■ **WHAT TO DO**
The expected output is every line below, reproduced exactly.

____ INFORMATION

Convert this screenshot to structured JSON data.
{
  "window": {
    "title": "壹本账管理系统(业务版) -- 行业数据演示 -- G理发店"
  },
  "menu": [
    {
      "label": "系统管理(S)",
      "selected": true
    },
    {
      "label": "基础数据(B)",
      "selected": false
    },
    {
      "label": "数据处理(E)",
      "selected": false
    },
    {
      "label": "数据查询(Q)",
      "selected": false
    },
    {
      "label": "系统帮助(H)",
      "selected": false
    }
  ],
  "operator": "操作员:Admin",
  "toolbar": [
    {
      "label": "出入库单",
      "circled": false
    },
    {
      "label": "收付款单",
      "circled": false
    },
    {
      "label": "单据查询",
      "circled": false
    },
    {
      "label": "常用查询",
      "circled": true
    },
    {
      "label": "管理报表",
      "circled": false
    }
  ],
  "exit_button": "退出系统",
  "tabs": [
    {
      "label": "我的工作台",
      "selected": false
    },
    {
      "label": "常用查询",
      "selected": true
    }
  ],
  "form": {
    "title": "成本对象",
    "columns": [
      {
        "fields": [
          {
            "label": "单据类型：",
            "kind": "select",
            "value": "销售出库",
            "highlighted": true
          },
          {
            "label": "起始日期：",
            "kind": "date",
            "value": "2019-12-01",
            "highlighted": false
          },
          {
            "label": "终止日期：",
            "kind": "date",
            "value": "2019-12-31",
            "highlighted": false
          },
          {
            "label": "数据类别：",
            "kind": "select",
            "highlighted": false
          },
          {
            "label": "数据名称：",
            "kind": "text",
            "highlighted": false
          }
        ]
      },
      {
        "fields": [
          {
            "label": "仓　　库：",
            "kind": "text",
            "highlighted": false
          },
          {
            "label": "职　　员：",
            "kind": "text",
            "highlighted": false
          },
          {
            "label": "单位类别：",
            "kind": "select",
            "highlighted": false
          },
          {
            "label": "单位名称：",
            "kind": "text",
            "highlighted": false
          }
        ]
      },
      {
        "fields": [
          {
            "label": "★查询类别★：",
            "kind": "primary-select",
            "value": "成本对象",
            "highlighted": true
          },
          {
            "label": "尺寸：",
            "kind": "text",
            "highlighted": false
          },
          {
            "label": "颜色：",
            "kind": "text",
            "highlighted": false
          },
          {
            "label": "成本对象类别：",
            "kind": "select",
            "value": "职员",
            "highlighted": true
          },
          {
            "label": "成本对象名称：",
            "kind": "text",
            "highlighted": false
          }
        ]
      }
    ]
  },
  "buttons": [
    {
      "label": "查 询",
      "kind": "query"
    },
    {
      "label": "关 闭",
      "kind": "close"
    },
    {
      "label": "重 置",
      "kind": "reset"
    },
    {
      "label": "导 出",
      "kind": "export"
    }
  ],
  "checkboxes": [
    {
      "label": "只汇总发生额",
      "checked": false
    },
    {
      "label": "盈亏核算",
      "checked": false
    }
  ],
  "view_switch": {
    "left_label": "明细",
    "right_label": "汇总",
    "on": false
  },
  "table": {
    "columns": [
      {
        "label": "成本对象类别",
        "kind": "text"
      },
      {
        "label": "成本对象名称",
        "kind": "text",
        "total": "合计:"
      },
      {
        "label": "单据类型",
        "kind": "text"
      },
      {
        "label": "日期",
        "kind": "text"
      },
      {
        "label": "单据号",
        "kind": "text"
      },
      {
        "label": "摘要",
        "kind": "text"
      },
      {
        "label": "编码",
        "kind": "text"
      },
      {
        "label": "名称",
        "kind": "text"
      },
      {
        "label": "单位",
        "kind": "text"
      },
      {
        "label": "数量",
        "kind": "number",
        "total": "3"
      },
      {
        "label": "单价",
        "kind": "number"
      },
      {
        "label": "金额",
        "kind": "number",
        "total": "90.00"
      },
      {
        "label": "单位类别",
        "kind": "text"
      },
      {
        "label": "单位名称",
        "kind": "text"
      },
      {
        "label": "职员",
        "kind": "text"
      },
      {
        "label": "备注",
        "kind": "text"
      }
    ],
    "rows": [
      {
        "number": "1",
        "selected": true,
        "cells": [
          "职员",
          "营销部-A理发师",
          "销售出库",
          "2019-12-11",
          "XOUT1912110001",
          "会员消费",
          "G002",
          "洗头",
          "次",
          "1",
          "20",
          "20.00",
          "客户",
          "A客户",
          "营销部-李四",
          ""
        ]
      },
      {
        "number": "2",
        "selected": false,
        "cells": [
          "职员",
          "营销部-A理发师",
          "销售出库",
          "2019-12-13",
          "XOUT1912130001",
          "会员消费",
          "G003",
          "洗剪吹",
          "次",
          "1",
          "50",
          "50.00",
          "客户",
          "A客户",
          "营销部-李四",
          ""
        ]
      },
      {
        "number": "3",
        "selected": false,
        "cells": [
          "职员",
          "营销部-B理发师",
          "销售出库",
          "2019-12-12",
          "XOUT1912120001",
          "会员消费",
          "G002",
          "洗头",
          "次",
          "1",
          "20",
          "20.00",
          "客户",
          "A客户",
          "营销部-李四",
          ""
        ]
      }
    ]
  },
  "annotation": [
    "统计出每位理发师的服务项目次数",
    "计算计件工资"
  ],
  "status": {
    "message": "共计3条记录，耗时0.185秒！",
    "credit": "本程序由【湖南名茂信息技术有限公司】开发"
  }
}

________

■ **YOUR SOLUTION**
Convert this screenshot to structured JSON data.
{
  "window": {
    "title": "壹本账管理系统(业务版) -- 行业数据演示 -- G理发店"
  },
  "menu": [
    {
      "label": "系统管理(S)",
      "selected": true
    },
    {
      "label": "基础数据(B)",
      "selected": false
    },
    {
      "label": "数据处理(E)",
      "selected": false
    },
    {
      "label": "数据查询(Q)",
      "selected": false
    },
    {
      "label": "系统帮助(H)",
      "selected": false
    }
  ],
  "operator": "操作员:Admin",
  "toolbar": [
    {
      "label": "出入库单",
      "circled": false
    },
    {
      "label": "收付款单",
      "circled": false
    },
    {
      "label": "单据查询",
      "circled": false
    },
    {
      "label": "常用查询",
      "circled": true
    },
    {
      "label": "管理报表",
      "circled": false
    }
  ],
  "exit_button": "退出系统",
  "tabs": [
    {
      "label": "我的工作台",
      "selected": false
    },
    {
      "label": "常用查询",
      "selected": true
    }
  ],
  "form": {
    "title": "成本对象",
    "columns": [
      {
        "fields": [
          {
            "label": "单据类型：",
            "kind": "select",
            "value": "销售出库",
            "highlighted": true
          },
          {
            "label": "起始日期：",
            "kind": "date",
            "value": "2019-12-01",
            "highlighted": false
          },
          {
            "label": "终止日期：",
            "kind": "date",
            "value": "2019-12-31",
            "highlighted": false
          },
          {
            "label": "数据类别：",
            "kind": "select",
            "highlighted": false
          },
          {
            "label": "数据名称：",
            "kind": "text",
            "highlighted": false
          }
        ]
      },
      {
        "fields": [
          {
            "label": "仓　　库：",
            "kind": "text",
            "highlighted": false
          },
          {
            "label": "职　　员：",
            "kind": "text",
            "highlighted": false
          },
          {
            "label": "单位类别：",
            "kind": "select",
            "highlighted": false
          },
          {
            "label": "单位名称：",
            "kind": "text",
            "highlighted": false
          }
        ]
      },
      {
        "fields": [
          {
            "label": "★查询类别★：",
            "kind": "primary-select",
            "value": "成本对象",
            "highlighted": true
          },
          {
            "label": "尺寸：",
            "kind": "text",
            "highlighted": false
          },
          {
            "label": "颜色：",
            "kind": "text",
            "highlighted": false
          },
          {
            "label": "成本对象类别：",
            "kind": "select",
            "value": "职员",
            "highlighted": true
          },
          {
            "label": "成本对象名称：",
            "kind": "text",
            "highlighted": false
          }
        ]
      }
    ]
  },
  "buttons": [
    {
      "label": "查 询",
      "kind": "query"
    },
    {
      "label": "关 闭",
      "kind": "close"
    },
    {
      "label": "重 置",
      "kind": "reset"
    },
    {
      "label": "导 出",
      "kind": "export"
    }
  ],
  "checkboxes": [
    {
      "label": "只汇总发生额",
      "checked": false
    },
    {
      "label": "盈亏核算",
      "checked": false
    }
  ],
  "view_switch": {
    "left_label": "明细",
    "right_label": "汇总",
    "on": false
  },
  "table": {
    "columns": [
      {
        "label": "成本对象类别",
        "kind": "text"
      },
      {
        "label": "成本对象名称",
        "kind": "text",
        "total": "合计:"
      },
      {
        "label": "单据类型",
        "kind": "text"
      },
      {
        "label": "日期",
        "kind": "text"
      },
      {
        "label": "单据号",
        "kind": "text"
      },
      {
        "label": "摘要",
        "kind": "text"
      },
      {
        "label": "编码",
        "kind": "text"
      },
      {
        "label": "名称",
        "kind": "text"
      },
      {
        "label": "单位",
        "kind": "text"
      },
      {
        "label": "数量",
        "kind": "number",
        "total": "3"
      },
      {
        "label": "单价",
        "kind": "number"
      },
      {
        "label": "金额",
        "kind": "number",
        "total": "90.00"
      },
      {
        "label": "单位类别",
        "kind": "text"
      },
      {
        "label": "单位名称",
        "kind": "text"
      },
      {
        "label": "职员",
        "kind": "text"
      },
      {
        "label": "备注",
        "kind": "text"
      }
    ],
    "rows": [
      {
        "number": "1",
        "selected": true,
        "cells": [
          "职员",
          "营销部-A理发师",
          "销售出库",
          "2019-12-11",
          "XOUT1912110001",
          "会员消费",
          "G002",
          "洗头",
          "次",
          "1",
          "20",
          "20.00",
          "客户",
          "A客户",
          "营销部-李四",
          ""
        ]
      },
      {
        "number": "2",
        "selected": false,
        "cells": [
          "职员",
          "营销部-A理发师",
          "销售出库",
          "2019-12-13",
          "XOUT1912130001",
          "会员消费",
          "G003",
          "洗剪吹",
          "次",
          "1",
          "50",
          "50.00",
          "客户",
          "A客户",
          "营销部-李四",
          ""
        ]
      },
      {
        "number": "3",
        "selected": false,
        "cells": [
          "职员",
          "营销部-B理发师",
          "销售出库",
          "2019-12-12",
          "XOUT1912120001",
          "会员消费",
          "G002",
          "洗头",
          "次",
          "1",
          "20",
          "20.00",
          "客户",
          "A客户",
          "营销部-李四",
          ""
        ]
      }
    ]
  },
  "annotation": [
    "统计出每位理发师的服务项目次数",
    "计算计件工资"
  ],
  "status": {
    "message": "共计3条记录，耗时0.185秒！",
    "credit": "本程序由【湖南名茂信息技术有限公司】开发"
  }
}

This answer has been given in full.